As M-Chuck faces off with Moskowitz, she tells him, “This museum is not yours. It’s ours. So if you’re going to give it, give it graciously.”

Moskowitz fires back: “And if you’re going to receive it, receive it graciously.”

Oof. Wasn’t Jelani Cobb just talking about how “ungrateful” is the new “uppity”? It’s one thing to see the words. It’s another to see the idea reflected on a screen.

It takes another white person, Moskowitz’s wife, to persuade him that his actions were both wrong and offensive. M-Chuck telling him wasn’t enough.

These ideas also show up in the B-plot of the episode, as Reggie (RonReaco Lee) is trying to persuade Chen to give him access to his real estate deals.
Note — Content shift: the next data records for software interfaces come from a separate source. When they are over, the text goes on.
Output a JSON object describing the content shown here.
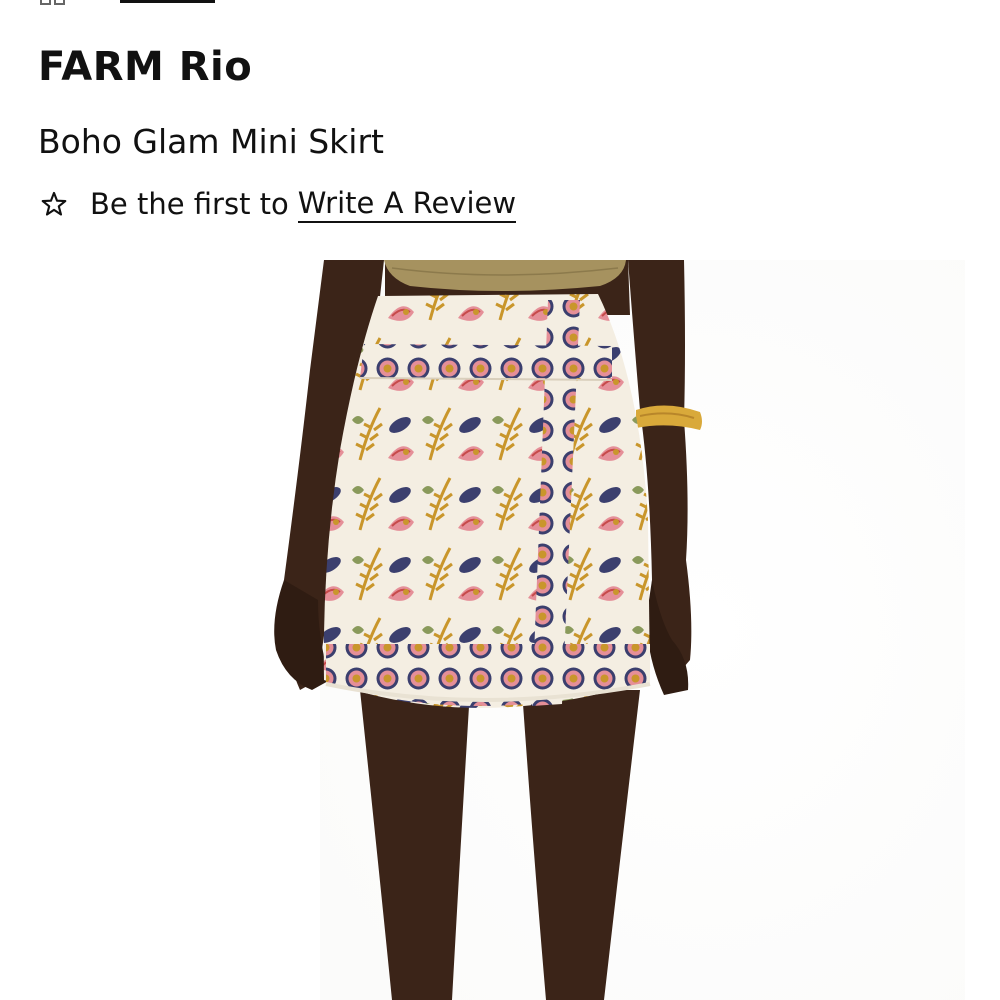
{
  "product": {
    "brand": "FARM Rio",
    "name": "Boho Glam Mini Skirt"
  },
  "reviews": {
    "prefix": "Be the first to",
    "link_label": "Write A Review"
  },
  "colors": {
    "text": "#111111",
    "skin": "#3b2418",
    "skirt_base": "#f4eee2",
    "print_gold": "#c9962b",
    "print_navy": "#3b3f6e",
    "print_red": "#c74a4a",
    "print_pink": "#e58f98",
    "top_khaki": "#a6925f",
    "bangle": "#d9a93a"
  },
  "icons": {
    "review_star": "star-outline-icon",
    "top_grid": "grid-icon"
  }
}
Reggie is hosting the weekly rich guy poker game in his basement (the same group to which he lost enough money to buy a house).

After Reggie has once again taken a beating in the poker game, he pressures Chen to let him invest in his business deals. And here, things get complicated. Chen informs Reggie that the relationships he has with his millionaire friends are “friendships of convenience.” His relationship with Reggie and his family, on the other hand, is personal and valuable to him in a different, much more priceless way. He doesn’t want to destroy that. Reggie still wants in on Chen’s next development deal, despite the fact that the stakes are much higher for him if things go wrong. The chasm between Reggie’s upper-middle-class net worth and those of his poker buddies is a great example of the difference between being rich and being wealthy. Or, as Chris Rock would say, “If Bill Gates woke up with Oprah’s money he’d jump out a f—ing window.” It also illustrates how difficult it is to bridge this wealth gap if you’re starting from behind. It’s damn near impossible.
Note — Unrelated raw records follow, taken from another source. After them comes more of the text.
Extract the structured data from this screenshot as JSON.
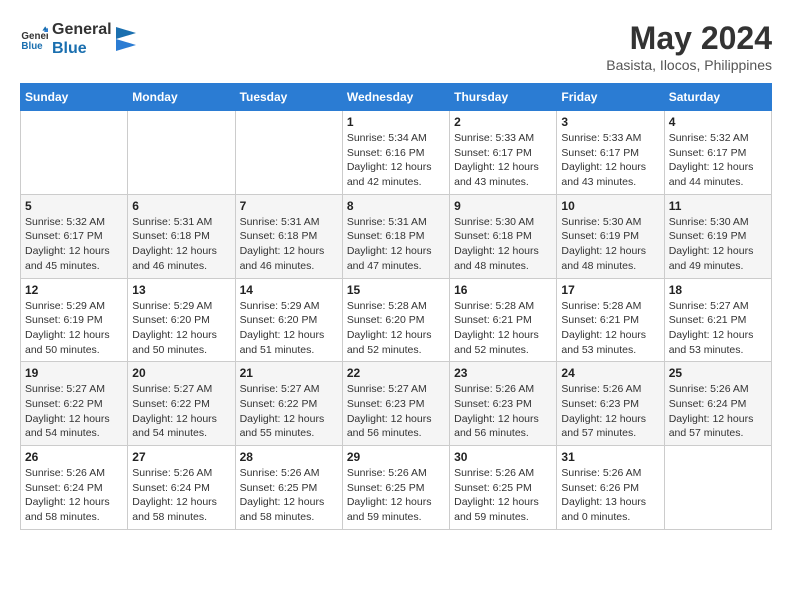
{
  "header": {
    "logo_line1": "General",
    "logo_line2": "Blue",
    "month_year": "May 2024",
    "location": "Basista, Ilocos, Philippines"
  },
  "weekdays": [
    "Sunday",
    "Monday",
    "Tuesday",
    "Wednesday",
    "Thursday",
    "Friday",
    "Saturday"
  ],
  "weeks": [
    [
      {
        "day": "",
        "info": ""
      },
      {
        "day": "",
        "info": ""
      },
      {
        "day": "",
        "info": ""
      },
      {
        "day": "1",
        "info": "Sunrise: 5:34 AM\nSunset: 6:16 PM\nDaylight: 12 hours\nand 42 minutes."
      },
      {
        "day": "2",
        "info": "Sunrise: 5:33 AM\nSunset: 6:17 PM\nDaylight: 12 hours\nand 43 minutes."
      },
      {
        "day": "3",
        "info": "Sunrise: 5:33 AM\nSunset: 6:17 PM\nDaylight: 12 hours\nand 43 minutes."
      },
      {
        "day": "4",
        "info": "Sunrise: 5:32 AM\nSunset: 6:17 PM\nDaylight: 12 hours\nand 44 minutes."
      }
    ],
    [
      {
        "day": "5",
        "info": "Sunrise: 5:32 AM\nSunset: 6:17 PM\nDaylight: 12 hours\nand 45 minutes."
      },
      {
        "day": "6",
        "info": "Sunrise: 5:31 AM\nSunset: 6:18 PM\nDaylight: 12 hours\nand 46 minutes."
      },
      {
        "day": "7",
        "info": "Sunrise: 5:31 AM\nSunset: 6:18 PM\nDaylight: 12 hours\nand 46 minutes."
      },
      {
        "day": "8",
        "info": "Sunrise: 5:31 AM\nSunset: 6:18 PM\nDaylight: 12 hours\nand 47 minutes."
      },
      {
        "day": "9",
        "info": "Sunrise: 5:30 AM\nSunset: 6:18 PM\nDaylight: 12 hours\nand 48 minutes."
      },
      {
        "day": "10",
        "info": "Sunrise: 5:30 AM\nSunset: 6:19 PM\nDaylight: 12 hours\nand 48 minutes."
      },
      {
        "day": "11",
        "info": "Sunrise: 5:30 AM\nSunset: 6:19 PM\nDaylight: 12 hours\nand 49 minutes."
      }
    ],
    [
      {
        "day": "12",
        "info": "Sunrise: 5:29 AM\nSunset: 6:19 PM\nDaylight: 12 hours\nand 50 minutes."
      },
      {
        "day": "13",
        "info": "Sunrise: 5:29 AM\nSunset: 6:20 PM\nDaylight: 12 hours\nand 50 minutes."
      },
      {
        "day": "14",
        "info": "Sunrise: 5:29 AM\nSunset: 6:20 PM\nDaylight: 12 hours\nand 51 minutes."
      },
      {
        "day": "15",
        "info": "Sunrise: 5:28 AM\nSunset: 6:20 PM\nDaylight: 12 hours\nand 52 minutes."
      },
      {
        "day": "16",
        "info": "Sunrise: 5:28 AM\nSunset: 6:21 PM\nDaylight: 12 hours\nand 52 minutes."
      },
      {
        "day": "17",
        "info": "Sunrise: 5:28 AM\nSunset: 6:21 PM\nDaylight: 12 hours\nand 53 minutes."
      },
      {
        "day": "18",
        "info": "Sunrise: 5:27 AM\nSunset: 6:21 PM\nDaylight: 12 hours\nand 53 minutes."
      }
    ],
    [
      {
        "day": "19",
        "info": "Sunrise: 5:27 AM\nSunset: 6:22 PM\nDaylight: 12 hours\nand 54 minutes."
      },
      {
        "day": "20",
        "info": "Sunrise: 5:27 AM\nSunset: 6:22 PM\nDaylight: 12 hours\nand 54 minutes."
      },
      {
        "day": "21",
        "info": "Sunrise: 5:27 AM\nSunset: 6:22 PM\nDaylight: 12 hours\nand 55 minutes."
      },
      {
        "day": "22",
        "info": "Sunrise: 5:27 AM\nSunset: 6:23 PM\nDaylight: 12 hours\nand 56 minutes."
      },
      {
        "day": "23",
        "info": "Sunrise: 5:26 AM\nSunset: 6:23 PM\nDaylight: 12 hours\nand 56 minutes."
      },
      {
        "day": "24",
        "info": "Sunrise: 5:26 AM\nSunset: 6:23 PM\nDaylight: 12 hours\nand 57 minutes."
      },
      {
        "day": "25",
        "info": "Sunrise: 5:26 AM\nSunset: 6:24 PM\nDaylight: 12 hours\nand 57 minutes."
      }
    ],
    [
      {
        "day": "26",
        "info": "Sunrise: 5:26 AM\nSunset: 6:24 PM\nDaylight: 12 hours\nand 58 minutes."
      },
      {
        "day": "27",
        "info": "Sunrise: 5:26 AM\nSunset: 6:24 PM\nDaylight: 12 hours\nand 58 minutes."
      },
      {
        "day": "28",
        "info": "Sunrise: 5:26 AM\nSunset: 6:25 PM\nDaylight: 12 hours\nand 58 minutes."
      },
      {
        "day": "29",
        "info": "Sunrise: 5:26 AM\nSunset: 6:25 PM\nDaylight: 12 hours\nand 59 minutes."
      },
      {
        "day": "30",
        "info": "Sunrise: 5:26 AM\nSunset: 6:25 PM\nDaylight: 12 hours\nand 59 minutes."
      },
      {
        "day": "31",
        "info": "Sunrise: 5:26 AM\nSunset: 6:26 PM\nDaylight: 13 hours\nand 0 minutes."
      },
      {
        "day": "",
        "info": ""
      }
    ]
  ]
}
White supremacy is not just the practice of neo-Nazis but also “the social and political and economic dominance of people socially defined as white,” Fleming said. “So we’re talking about systemic access to resources, and that this is something, again, that even … among Democrats and liberals, people don’t want to talk about it. It’s easier to talk about racial disparities without admitting which groups are actually being systematically disadvantaged and advantaged by those disparities.”

The folks behind Survivor’s Remorse have already aired an episode called Reparations. Off the strength of Optics, I wouldn’t mind seeing them attempt to make a case for them. Then again, maybe they already have.

Soraya Nadia McDonald is the culture critic for The Undefeated. She writes about pop culture, fashion, the arts, and literature. She's based in Brooklyn.